The time you spend in college provides you with myriad opportunities. Not only are you expanding your base of knowledge and preparing for your future career by earning a degree, but you also get to try all kinds of new things, make new friends and future business connections, and learn how to take care of yourself. However, eco-minded students also have a rare opportunity to implement major changes in their small corner of the world. Most college campuses encourage free thinking and innovation, so you may have the opportunity to influence your fellow students and even the campus at large when you tackle eco-friendly initiatives. Of course, you’ll have to put some thought and planning into anything you want to work on a campus-wide scale. But whether you’re simply doing your part for the planet or you’re pushing students and faculty to join the cause, you can take strides towards a greener tomorrow during your time in college. Here are just a few steps that could have an impact, large or small.
- Start a recycling program. If your campus doesn’t already have a recycling program in place, there’s no reason you can’t attempt to get one going. You could start by making your own trips to the local recycling center, collecting cans and bottles from the students in your dorm. From there you might start a club and recruit members from every dorm on campus to do the same. And finally, you could look into what it would take to post recycling bins around campus and get the local facility to do a regular pickup at your location. You might even want to find out if the school could earn some money in the process, a prospect that might make the administration more likely to get on board.
- Go paperless. For your own benefit, it’s not a bad idea to go paperless as much as possible. A tablet or laptop can help you here, especially with good note-taking software installed or downloaded. With such a device you can also carry a library full of books with you everywhere (without straining your back), including a fair number of textbooks. And talk to your teachers about the possibility of turning in papers electronically. Some might even be willing to switch to digital delivery of tests to cut down on the paper used in class.
- Hiking, biking, and public transit. Carbon emissions are a major source of air pollution and global warming, amongst other things. So anything you can do to avoid spewing exhaust into the atmosphere will only help the planet, not to mention your lungs. Walking and biking are easy enough to accomplish on campus, but what if you have an off-campus job or you like to explore the city? In this case mass transit can provide a solution, and your campus may even offer discount bus or rail passes for students to make the prospect more affordable. Of course, if you have the money, an electric car is also a good option, especially if your campus provides charging stations in parking garages.
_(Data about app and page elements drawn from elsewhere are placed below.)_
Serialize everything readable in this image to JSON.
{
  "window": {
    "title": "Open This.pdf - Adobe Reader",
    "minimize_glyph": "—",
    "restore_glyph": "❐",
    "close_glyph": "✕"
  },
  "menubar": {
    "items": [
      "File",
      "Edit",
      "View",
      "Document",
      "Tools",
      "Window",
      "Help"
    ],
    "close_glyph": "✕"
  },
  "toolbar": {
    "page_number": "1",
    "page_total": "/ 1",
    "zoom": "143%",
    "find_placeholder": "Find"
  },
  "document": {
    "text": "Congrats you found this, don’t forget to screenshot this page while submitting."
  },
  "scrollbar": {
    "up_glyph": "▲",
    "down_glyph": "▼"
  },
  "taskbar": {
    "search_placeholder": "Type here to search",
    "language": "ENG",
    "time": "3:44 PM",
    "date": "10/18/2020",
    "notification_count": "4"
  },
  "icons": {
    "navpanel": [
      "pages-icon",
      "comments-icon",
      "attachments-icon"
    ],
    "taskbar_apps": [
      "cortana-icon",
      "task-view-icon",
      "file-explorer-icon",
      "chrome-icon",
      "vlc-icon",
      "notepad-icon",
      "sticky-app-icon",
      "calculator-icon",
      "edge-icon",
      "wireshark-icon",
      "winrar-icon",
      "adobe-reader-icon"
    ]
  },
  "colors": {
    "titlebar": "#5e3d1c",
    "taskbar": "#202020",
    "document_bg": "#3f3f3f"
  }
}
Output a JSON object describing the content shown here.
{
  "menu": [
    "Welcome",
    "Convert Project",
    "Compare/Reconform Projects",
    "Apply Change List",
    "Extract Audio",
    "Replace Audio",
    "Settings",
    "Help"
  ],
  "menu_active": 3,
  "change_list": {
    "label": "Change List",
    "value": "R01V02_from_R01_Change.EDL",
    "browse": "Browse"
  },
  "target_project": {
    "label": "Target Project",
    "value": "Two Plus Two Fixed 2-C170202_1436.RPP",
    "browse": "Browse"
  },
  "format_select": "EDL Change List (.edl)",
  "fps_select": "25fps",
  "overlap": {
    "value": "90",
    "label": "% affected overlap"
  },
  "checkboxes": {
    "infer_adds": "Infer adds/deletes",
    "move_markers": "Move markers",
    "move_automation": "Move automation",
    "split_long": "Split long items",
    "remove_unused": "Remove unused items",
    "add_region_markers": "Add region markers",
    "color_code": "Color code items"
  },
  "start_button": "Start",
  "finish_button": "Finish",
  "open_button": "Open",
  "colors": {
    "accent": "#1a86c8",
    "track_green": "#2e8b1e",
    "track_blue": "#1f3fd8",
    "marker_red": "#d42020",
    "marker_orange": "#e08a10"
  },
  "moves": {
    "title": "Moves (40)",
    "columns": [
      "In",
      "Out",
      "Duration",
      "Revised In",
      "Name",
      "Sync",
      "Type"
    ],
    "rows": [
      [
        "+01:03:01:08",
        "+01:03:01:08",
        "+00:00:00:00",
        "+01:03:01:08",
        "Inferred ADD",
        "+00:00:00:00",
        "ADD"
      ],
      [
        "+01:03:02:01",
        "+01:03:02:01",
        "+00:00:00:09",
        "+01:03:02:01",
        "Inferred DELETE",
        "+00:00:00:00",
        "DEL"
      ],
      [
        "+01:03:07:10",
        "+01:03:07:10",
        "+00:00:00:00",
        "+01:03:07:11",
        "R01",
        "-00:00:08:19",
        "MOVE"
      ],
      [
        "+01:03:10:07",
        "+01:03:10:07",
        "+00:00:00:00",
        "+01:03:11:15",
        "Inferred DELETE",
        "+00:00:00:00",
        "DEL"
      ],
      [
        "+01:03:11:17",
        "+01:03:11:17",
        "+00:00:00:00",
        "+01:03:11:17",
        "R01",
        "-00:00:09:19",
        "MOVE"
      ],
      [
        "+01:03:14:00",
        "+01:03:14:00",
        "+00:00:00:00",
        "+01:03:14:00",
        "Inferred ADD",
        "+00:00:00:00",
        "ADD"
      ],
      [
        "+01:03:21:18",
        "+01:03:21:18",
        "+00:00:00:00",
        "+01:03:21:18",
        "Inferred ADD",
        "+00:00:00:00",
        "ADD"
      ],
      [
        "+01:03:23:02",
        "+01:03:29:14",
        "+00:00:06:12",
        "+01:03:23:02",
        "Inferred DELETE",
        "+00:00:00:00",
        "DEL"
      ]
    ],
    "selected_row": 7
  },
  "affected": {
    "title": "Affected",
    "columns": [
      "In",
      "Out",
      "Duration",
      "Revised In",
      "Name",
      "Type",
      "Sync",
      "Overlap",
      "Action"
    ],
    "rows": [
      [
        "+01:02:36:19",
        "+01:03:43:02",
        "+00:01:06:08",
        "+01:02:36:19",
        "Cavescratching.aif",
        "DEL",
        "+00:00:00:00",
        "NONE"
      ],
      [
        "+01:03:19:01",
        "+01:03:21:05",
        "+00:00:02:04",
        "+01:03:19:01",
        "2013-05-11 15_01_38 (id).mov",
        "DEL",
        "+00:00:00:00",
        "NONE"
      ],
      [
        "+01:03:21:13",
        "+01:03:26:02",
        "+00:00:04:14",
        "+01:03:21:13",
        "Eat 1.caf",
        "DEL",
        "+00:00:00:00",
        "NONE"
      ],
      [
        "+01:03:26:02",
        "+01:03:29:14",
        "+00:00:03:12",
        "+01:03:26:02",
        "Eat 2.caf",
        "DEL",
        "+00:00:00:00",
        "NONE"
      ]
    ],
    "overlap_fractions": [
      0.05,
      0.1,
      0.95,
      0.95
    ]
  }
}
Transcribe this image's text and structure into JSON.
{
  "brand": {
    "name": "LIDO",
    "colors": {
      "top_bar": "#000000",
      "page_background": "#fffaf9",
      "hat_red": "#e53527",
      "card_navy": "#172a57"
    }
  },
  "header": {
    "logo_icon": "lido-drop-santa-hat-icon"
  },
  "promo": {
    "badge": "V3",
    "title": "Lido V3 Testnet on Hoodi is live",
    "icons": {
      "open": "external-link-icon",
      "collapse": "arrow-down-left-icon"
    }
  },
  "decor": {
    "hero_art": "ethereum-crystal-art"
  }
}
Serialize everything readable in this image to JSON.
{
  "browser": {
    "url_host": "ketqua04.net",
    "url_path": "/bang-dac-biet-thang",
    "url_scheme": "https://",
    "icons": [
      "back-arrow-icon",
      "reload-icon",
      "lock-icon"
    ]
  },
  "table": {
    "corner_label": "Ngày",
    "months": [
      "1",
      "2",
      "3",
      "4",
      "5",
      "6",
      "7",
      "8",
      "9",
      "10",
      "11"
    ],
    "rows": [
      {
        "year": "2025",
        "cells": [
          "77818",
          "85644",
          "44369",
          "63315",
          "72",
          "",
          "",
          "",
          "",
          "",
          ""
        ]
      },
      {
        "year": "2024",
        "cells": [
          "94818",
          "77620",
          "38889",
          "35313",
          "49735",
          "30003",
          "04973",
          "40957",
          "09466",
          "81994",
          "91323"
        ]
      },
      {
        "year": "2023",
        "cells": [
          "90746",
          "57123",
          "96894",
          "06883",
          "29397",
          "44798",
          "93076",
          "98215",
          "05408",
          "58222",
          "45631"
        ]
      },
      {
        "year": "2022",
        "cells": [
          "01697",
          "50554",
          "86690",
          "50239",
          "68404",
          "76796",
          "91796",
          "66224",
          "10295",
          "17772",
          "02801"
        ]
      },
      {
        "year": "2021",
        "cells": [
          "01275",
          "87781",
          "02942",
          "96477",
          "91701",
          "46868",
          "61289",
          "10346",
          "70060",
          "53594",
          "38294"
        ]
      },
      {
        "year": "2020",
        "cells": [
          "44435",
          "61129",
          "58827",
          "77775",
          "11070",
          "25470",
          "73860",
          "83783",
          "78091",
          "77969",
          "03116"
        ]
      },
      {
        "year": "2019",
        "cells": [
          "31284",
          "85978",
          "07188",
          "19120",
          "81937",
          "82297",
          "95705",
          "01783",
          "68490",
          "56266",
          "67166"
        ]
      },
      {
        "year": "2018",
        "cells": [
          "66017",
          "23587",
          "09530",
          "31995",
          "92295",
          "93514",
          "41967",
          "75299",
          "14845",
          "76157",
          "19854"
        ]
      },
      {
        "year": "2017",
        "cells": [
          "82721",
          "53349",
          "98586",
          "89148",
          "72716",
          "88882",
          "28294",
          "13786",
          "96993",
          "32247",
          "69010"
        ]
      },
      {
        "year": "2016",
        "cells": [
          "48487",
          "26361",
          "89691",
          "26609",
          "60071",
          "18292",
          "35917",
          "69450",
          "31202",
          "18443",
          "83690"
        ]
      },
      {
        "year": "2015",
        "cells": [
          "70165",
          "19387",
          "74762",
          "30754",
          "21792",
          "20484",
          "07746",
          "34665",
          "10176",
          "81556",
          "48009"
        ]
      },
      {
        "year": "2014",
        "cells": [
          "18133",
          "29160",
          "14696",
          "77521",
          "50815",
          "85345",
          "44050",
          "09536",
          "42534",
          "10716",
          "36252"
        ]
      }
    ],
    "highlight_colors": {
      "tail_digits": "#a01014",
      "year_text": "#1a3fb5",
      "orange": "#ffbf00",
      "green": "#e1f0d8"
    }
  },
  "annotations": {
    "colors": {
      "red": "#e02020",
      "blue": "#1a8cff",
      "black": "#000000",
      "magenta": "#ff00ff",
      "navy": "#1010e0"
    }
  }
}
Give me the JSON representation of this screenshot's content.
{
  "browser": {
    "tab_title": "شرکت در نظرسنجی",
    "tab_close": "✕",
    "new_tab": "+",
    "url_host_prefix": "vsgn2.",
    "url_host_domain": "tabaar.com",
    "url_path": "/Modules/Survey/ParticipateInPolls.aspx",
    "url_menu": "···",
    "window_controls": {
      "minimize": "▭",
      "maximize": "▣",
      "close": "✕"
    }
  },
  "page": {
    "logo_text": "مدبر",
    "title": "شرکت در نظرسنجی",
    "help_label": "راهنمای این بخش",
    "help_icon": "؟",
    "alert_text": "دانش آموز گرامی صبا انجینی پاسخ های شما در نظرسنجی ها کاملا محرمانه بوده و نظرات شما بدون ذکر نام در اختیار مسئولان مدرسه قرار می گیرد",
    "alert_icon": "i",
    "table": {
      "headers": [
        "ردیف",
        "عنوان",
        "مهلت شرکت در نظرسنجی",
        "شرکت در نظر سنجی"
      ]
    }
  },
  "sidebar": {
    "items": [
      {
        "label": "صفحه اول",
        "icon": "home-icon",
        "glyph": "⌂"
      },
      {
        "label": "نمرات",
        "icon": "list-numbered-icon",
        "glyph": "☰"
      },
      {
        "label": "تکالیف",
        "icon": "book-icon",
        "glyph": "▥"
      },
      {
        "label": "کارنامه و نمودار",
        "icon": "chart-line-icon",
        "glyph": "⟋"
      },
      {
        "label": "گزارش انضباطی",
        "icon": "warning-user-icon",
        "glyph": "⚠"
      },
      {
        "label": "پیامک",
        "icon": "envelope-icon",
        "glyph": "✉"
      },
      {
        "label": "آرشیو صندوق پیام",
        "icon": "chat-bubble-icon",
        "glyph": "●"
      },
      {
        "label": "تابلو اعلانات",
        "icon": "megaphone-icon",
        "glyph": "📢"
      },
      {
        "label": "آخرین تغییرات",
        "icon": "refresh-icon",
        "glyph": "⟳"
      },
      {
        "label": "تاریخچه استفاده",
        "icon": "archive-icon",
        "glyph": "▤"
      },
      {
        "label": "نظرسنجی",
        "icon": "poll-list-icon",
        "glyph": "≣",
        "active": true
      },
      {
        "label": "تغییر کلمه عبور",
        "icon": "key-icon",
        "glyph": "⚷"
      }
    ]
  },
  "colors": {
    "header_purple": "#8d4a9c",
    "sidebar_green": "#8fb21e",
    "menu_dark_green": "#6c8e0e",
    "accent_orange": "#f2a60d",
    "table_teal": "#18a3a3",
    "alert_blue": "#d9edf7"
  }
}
- Petition for organic foods. While most college campuses try to provide a variety of food options in the cafeteria, including vegetarian fare and fresh produce, you won’t find too many offering green options like locally-sourced or organic items. So you might want to petition for the inclusion of such foods. It will help if you take the time to look into options available in your area and even find out about pricing and delivery so you can provide the administration with a comprehensive plan for implementing such practices.
- Build solar panels. Your school is likely amenable to the prospect of solar power, but the cost of installing a solar array may cause the administration to balk. In this case you could look into starting a group project whereby you solicit the aide of local businesses to donate time, money, products, or expertise to bringing solar panels to your campus. With a fair amount of student labor to help set them up, you might be able to provide your campus, or at least a couple of buildings with free, clean, solar energy. Whether you enlist the aid of engineering students or you bring in a friend who’s going for an online accounting masters degree to help you crunch numbers, a little planning and a lot of enthusiasm can make your dreams of clean energy on campus a reality.